This “Dear Sophie” video inspired me so much back in 2011 that I decided to do the same with my own kids. This is a beautiful example of how we can leverage the technology to connect with our loved ones in historically unprecedented ways.

Our iGen kids are part of an exponentially shifting period of history — and of course, this is just the beginning. Our best bet for helping them navigate safely is to embark on the journey together.

featured image: DeathToTheStockPhoto

The Power of One Young Digital Citizen–Again

I started off my daily Twitter review yesterday with a post from @Sue_Crowley with several intriguing comments:

and


I decided to check it out. It appears that source of all the hubbub centers on phenomenal new customer service rep managing the Southern Rail UK Twitter account. His name’s Eddie, and he’s a 15 year old receiving some work experience

Not only did he do a fabulous job fielding ordinary customer service questions, but he interacted with customers in a way that definitely caught Twitter’s attention. And young as he is, several interested parties already appear to be trying to poach him for their organizations:

This is definitely one young digital citizen that has his 4 C’s down: communication (fielding hundreds of comments), critical thinking (figuring out helpful responses), creativity (engaging with people in a fun way that got the attention of thousands), and collaboration (working with Neil).

Ultimately, this thread brought me back to reflecting on digital citizenship and literacy yet again. While we know that the jobs of the future will little-resemble the jobs of today, we still often treat the very devices and platforms that will carry our students toward that future — as nuisances. Banning phones, blocking Youtube, insisting on a single way of note-taking.

But here, we have an example of what happens when our students are given authentic opportunities to engage with those devices and platforms and audiences instead.

The fact is, digital citizenship empowers students to amplify their voices for good.

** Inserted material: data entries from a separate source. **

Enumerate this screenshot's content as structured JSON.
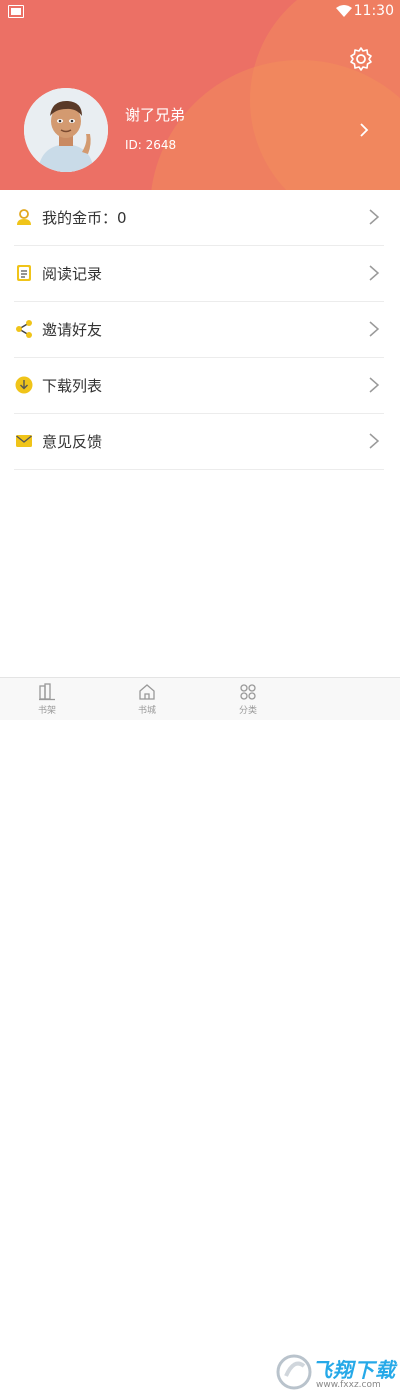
{
  "status_bar": {
    "time": "11:30"
  },
  "profile": {
    "username": "谢了兄弟",
    "user_id": "ID: 2648"
  },
  "menu": [
    {
      "label": "我的金币：0",
      "icon": "user-icon"
    },
    {
      "label": "阅读记录",
      "icon": "document-icon"
    },
    {
      "label": "邀请好友",
      "icon": "share-icon"
    },
    {
      "label": "下载列表",
      "icon": "download-icon"
    },
    {
      "label": "意见反馈",
      "icon": "mail-icon"
    }
  ],
  "tabs": [
    {
      "label": "书架",
      "icon": "bookshelf-icon"
    },
    {
      "label": "书城",
      "icon": "home-icon"
    },
    {
      "label": "分类",
      "icon": "grid-icon"
    }
  ],
  "watermark": {
    "text": "飞翔下载",
    "sub": "www.fxxz.com"
  },
  "colors": {
    "header": "#ec7065",
    "accent": "#f0c419",
    "tab_active": "#e85d52"
  }
}
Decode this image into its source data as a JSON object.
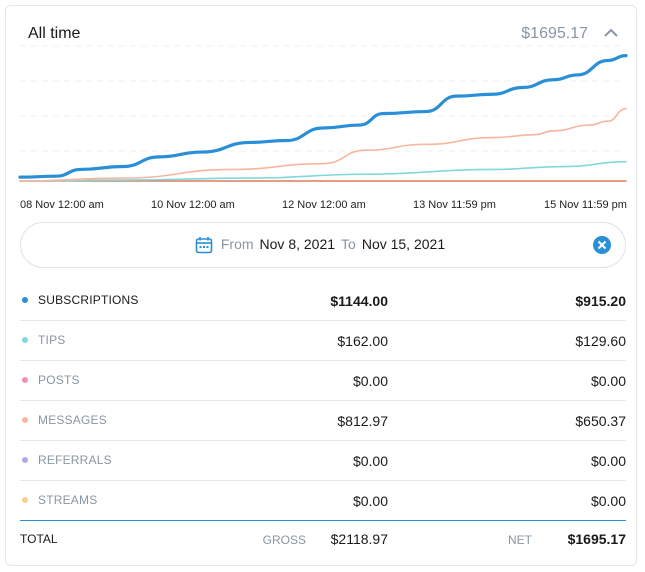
{
  "header": {
    "title": "All time",
    "total": "$1695.17",
    "toggle_icon": "chevron-up-icon"
  },
  "chart_data": {
    "type": "line",
    "x": [
      "08 Nov 12:00 am",
      "10 Nov 12:00 am",
      "12 Nov 12:00 am",
      "13 Nov 11:59 pm",
      "15 Nov 11:59 pm"
    ],
    "series": [
      {
        "color": "#2a8fd6",
        "points": [
          [
            0,
            4
          ],
          [
            6,
            5
          ],
          [
            10,
            12
          ],
          [
            17,
            15
          ],
          [
            23,
            25
          ],
          [
            30,
            30
          ],
          [
            38,
            40
          ],
          [
            44,
            42
          ],
          [
            50,
            55
          ],
          [
            56,
            58
          ],
          [
            60,
            70
          ],
          [
            67,
            72
          ],
          [
            72,
            88
          ],
          [
            78,
            90
          ],
          [
            83,
            97
          ],
          [
            88,
            105
          ],
          [
            92,
            110
          ],
          [
            97,
            125
          ],
          [
            100,
            130
          ]
        ]
      },
      {
        "color": "#f7b69e",
        "points": [
          [
            0,
            0
          ],
          [
            17,
            3
          ],
          [
            35,
            12
          ],
          [
            50,
            18
          ],
          [
            57,
            32
          ],
          [
            67,
            38
          ],
          [
            78,
            45
          ],
          [
            85,
            48
          ],
          [
            88,
            52
          ],
          [
            94,
            58
          ],
          [
            97,
            62
          ],
          [
            100,
            75
          ]
        ]
      },
      {
        "color": "#7fd8dc",
        "points": [
          [
            0,
            0
          ],
          [
            17,
            1
          ],
          [
            38,
            3
          ],
          [
            57,
            7
          ],
          [
            78,
            12
          ],
          [
            90,
            15
          ],
          [
            100,
            20
          ]
        ]
      },
      {
        "color": "#e07b5a",
        "points": [
          [
            0,
            0
          ],
          [
            100,
            0
          ]
        ]
      }
    ],
    "ylim": [
      0,
      140
    ]
  },
  "range": {
    "from_label": "From",
    "from_date": "Nov 8, 2021",
    "to_label": "To",
    "to_date": "Nov 15, 2021"
  },
  "rows": [
    {
      "label": "SUBSCRIPTIONS",
      "gross": "$1144.00",
      "net": "$915.20",
      "color": "#2a8fd6",
      "active": true
    },
    {
      "label": "TIPS",
      "gross": "$162.00",
      "net": "$129.60",
      "color": "#7fd8dc",
      "active": false
    },
    {
      "label": "POSTS",
      "gross": "$0.00",
      "net": "$0.00",
      "color": "#f08fb0",
      "active": false
    },
    {
      "label": "MESSAGES",
      "gross": "$812.97",
      "net": "$650.37",
      "color": "#f7b69e",
      "active": false
    },
    {
      "label": "REFERRALS",
      "gross": "$0.00",
      "net": "$0.00",
      "color": "#b7a6e8",
      "active": false
    },
    {
      "label": "STREAMS",
      "gross": "$0.00",
      "net": "$0.00",
      "color": "#f7d08a",
      "active": false
    }
  ],
  "total": {
    "label": "TOTAL",
    "gross_label": "GROSS",
    "gross": "$2118.97",
    "net_label": "NET",
    "net": "$1695.17"
  }
}
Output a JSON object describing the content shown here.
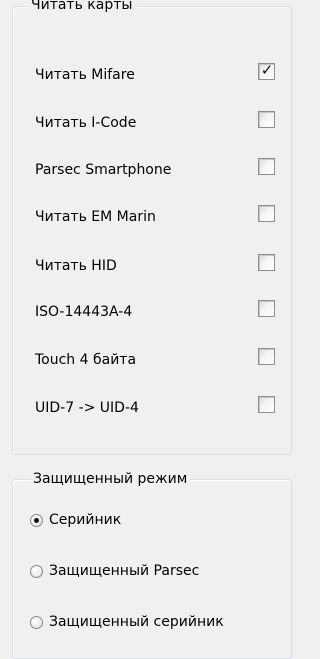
{
  "read_cards": {
    "title": "Читать карты",
    "items": [
      {
        "label": "Читать Mifare",
        "checked": true
      },
      {
        "label": "Читать I-Code",
        "checked": false
      },
      {
        "label": "Parsec Smartphone",
        "checked": false
      },
      {
        "label": "Читать EM Marin",
        "checked": false
      },
      {
        "label": "Читать HID",
        "checked": false
      },
      {
        "label": "ISO-14443A-4",
        "checked": false
      },
      {
        "label": "Touch 4 байта",
        "checked": false
      },
      {
        "label": "UID-7 -> UID-4",
        "checked": false
      }
    ]
  },
  "secure_mode": {
    "title": "Защищенный режим",
    "options": [
      {
        "label": "Серийник",
        "selected": true
      },
      {
        "label": "Защищенный Parsec",
        "selected": false
      },
      {
        "label": "Защищенный серийник",
        "selected": false
      }
    ]
  },
  "check_glyph": "✓"
}
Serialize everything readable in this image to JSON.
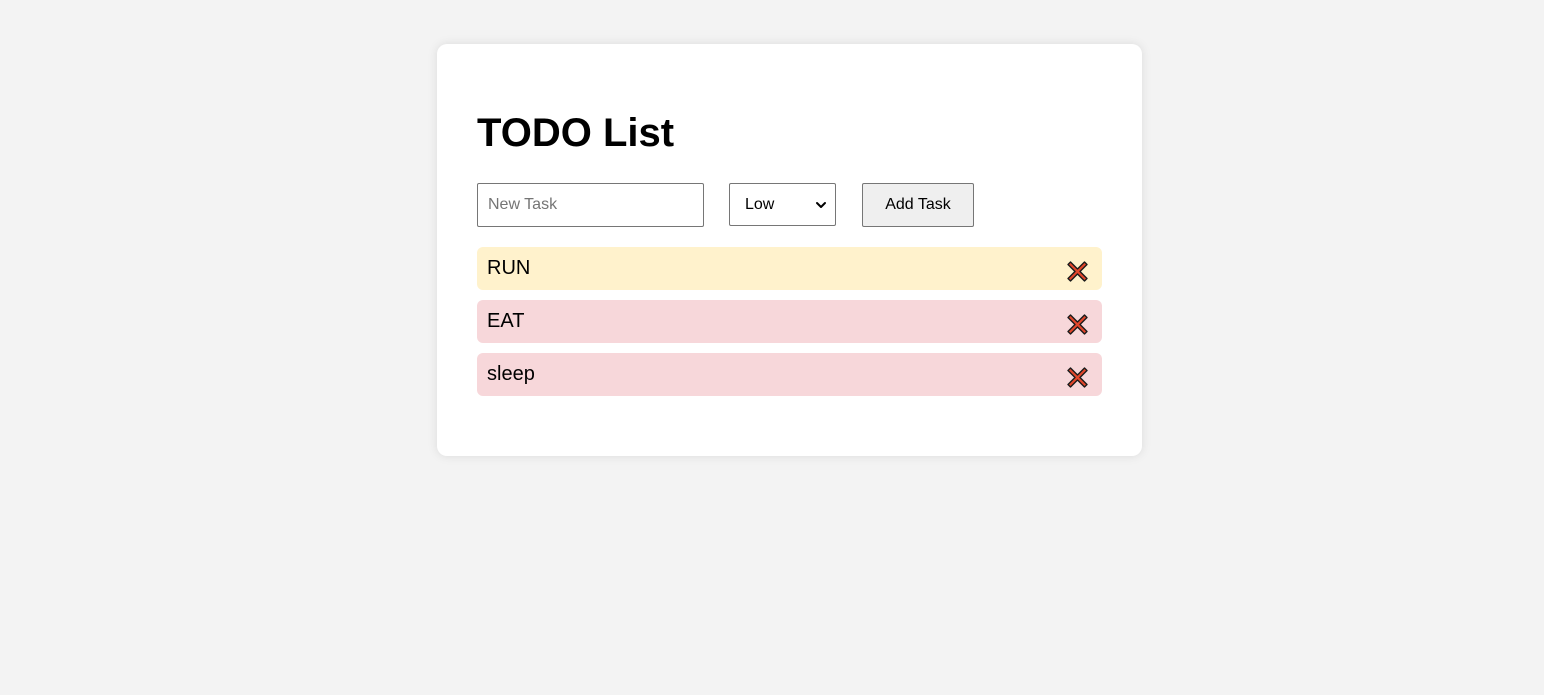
{
  "colors": {
    "page_background": "#f3f3f3",
    "card_background": "#ffffff",
    "priority_medium": "#fff2cc",
    "priority_high": "#f7d7da",
    "delete_icon": "#e2462b"
  },
  "todo": {
    "title": "TODO List",
    "new_task": {
      "placeholder": "New Task",
      "value": ""
    },
    "priority_select": {
      "selected": "Low"
    },
    "add_button_label": "Add Task",
    "tasks": [
      {
        "text": "RUN",
        "color": "#fff2cc",
        "delete_icon": "red-x-icon"
      },
      {
        "text": "EAT",
        "color": "#f7d7da",
        "delete_icon": "red-x-icon"
      },
      {
        "text": "sleep",
        "color": "#f7d7da",
        "delete_icon": "red-x-icon"
      }
    ]
  }
}
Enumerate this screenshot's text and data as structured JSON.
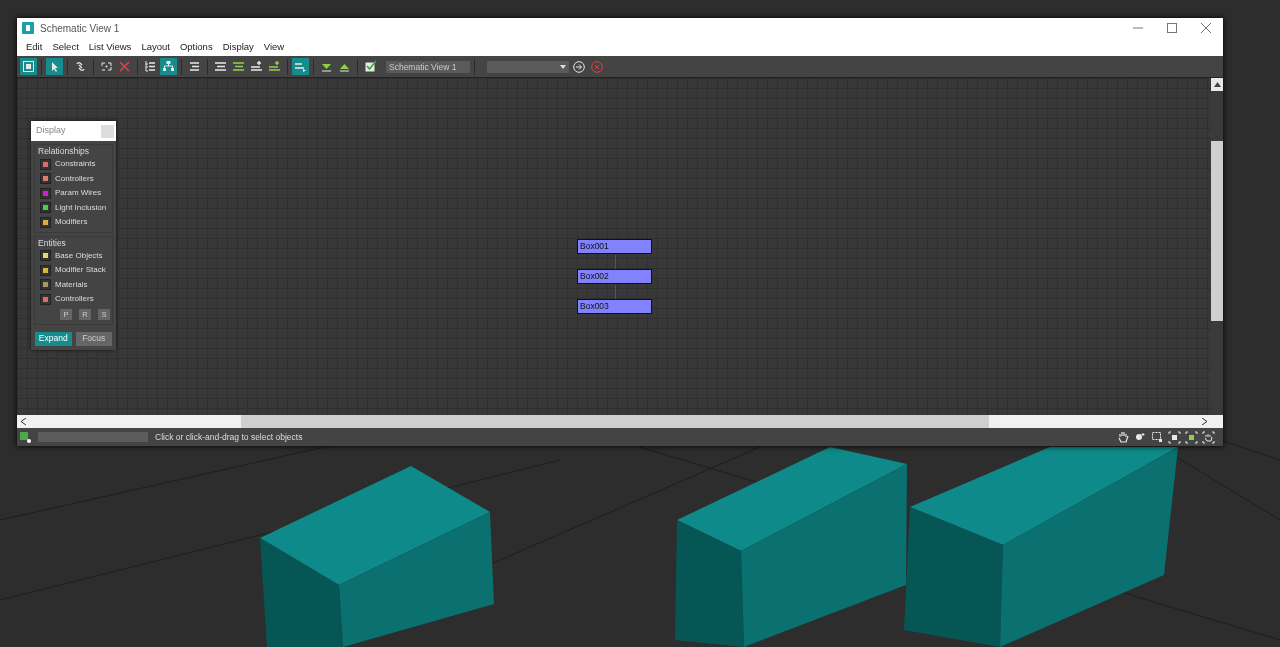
{
  "window": {
    "title": "Schematic View 1"
  },
  "menu": [
    "Edit",
    "Select",
    "List Views",
    "Layout",
    "Options",
    "Display",
    "View"
  ],
  "toolbar": {
    "buttons": [
      {
        "selected": true
      },
      {
        "selected": true
      },
      {
        "selected": false
      },
      {
        "selected": false
      },
      {
        "selected": false
      },
      {
        "selected": false
      },
      {
        "selected": true
      },
      {
        "selected": false
      },
      {
        "selected": false
      },
      {
        "selected": false
      },
      {
        "selected": false
      },
      {
        "selected": false
      },
      {
        "selected": true
      },
      {
        "selected": false
      },
      {
        "selected": false
      },
      {
        "selected": false
      }
    ],
    "view_name": "Schematic View 1"
  },
  "display_panel": {
    "title": "Display",
    "relationships": {
      "heading": "Relationships",
      "items": [
        {
          "label": "Constraints",
          "color": "#e06a6a"
        },
        {
          "label": "Controllers",
          "color": "#e07c6c"
        },
        {
          "label": "Param Wires",
          "color": "#d21ed2"
        },
        {
          "label": "Light Inclusion",
          "color": "#3ed83e"
        },
        {
          "label": "Modifiers",
          "color": "#d8b040"
        }
      ]
    },
    "entities": {
      "heading": "Entities",
      "items": [
        {
          "label": "Base Objects",
          "color": "#e8d860"
        },
        {
          "label": "Modifier Stack",
          "color": "#d8b838"
        },
        {
          "label": "Materials",
          "color": "#a89868"
        },
        {
          "label": "Controllers",
          "color": "#e06a6a"
        }
      ],
      "prs": [
        {
          "label": "P",
          "selected": false
        },
        {
          "label": "R",
          "selected": false
        },
        {
          "label": "S",
          "selected": false
        }
      ]
    },
    "buttons": [
      {
        "label": "Expand",
        "selected": true
      },
      {
        "label": "Focus",
        "selected": false
      }
    ]
  },
  "nodes": [
    {
      "label": "Box001"
    },
    {
      "label": "Box002"
    },
    {
      "label": "Box003"
    }
  ],
  "status_bar": {
    "prompt": "Click or click-and-drag to select objects"
  }
}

Shunning it for fear of the distraction, cyberbullying, etc. perpetuates the very mentality that encourages abuse of these resources: namely, that they are not part of the “real world” and are therefore relegated only for entertainment purposes.

So next time you encounter a blanket ban of a digital resource that seems to favor adult convenience over student ownership, here are a few questions you might ask:

  • How might teaching digital citizenship help students treat the resource with more responsibility?
  • What are alternative courses of action to remove the nuisance factor?
  • How often do you personally treat this resource as an opportunity to create, share, and connect, vs. simple entertainment?
  • How often do you share with your students the ways that you use this resource to create, share, share, and connect?
  • How can you re-envision my students using this resource in a powerful, meaningful way (both now and throughout their lives)? How can you help your students see themselves using the resource in that way?
  • Will this ban help or hinder students in their development of the 4 C’s of 21st century learning?

featured image: DeathToTheStockPhoto

The Power of One Young Digital Citizen

Thanks to Silvia Rosenthal Tolisano sharing about her upcoming sketchnoting presentation this summer (all those near or able to get to Boston, you should go!), I was introduced to a pretty remarkable digital citizen today. Her name is Olivia, aka LivBit, and she loves books, sharks, and always doing “good things for this world.”


After experiencing bullying in second grade, Olivia’s mom helped her start LivBits for her to share her voice and rekindle her feelings of self-worth. Since then, she has shared weekly videos on books,

has spread her passion for sharks,

and has even presented in conferences!

She is a wonderful example of what kids can do when they are encouraged as positive digital citizens!

It reminded me yet again of this conversation educator George Couros shared:

We may feel tempted to wait until they are in junior high or high school, but now is the time to help our young kids learn to harness this technology to spread their passions, make a difference, and do good.

featured image: DeathToTheStockPhoto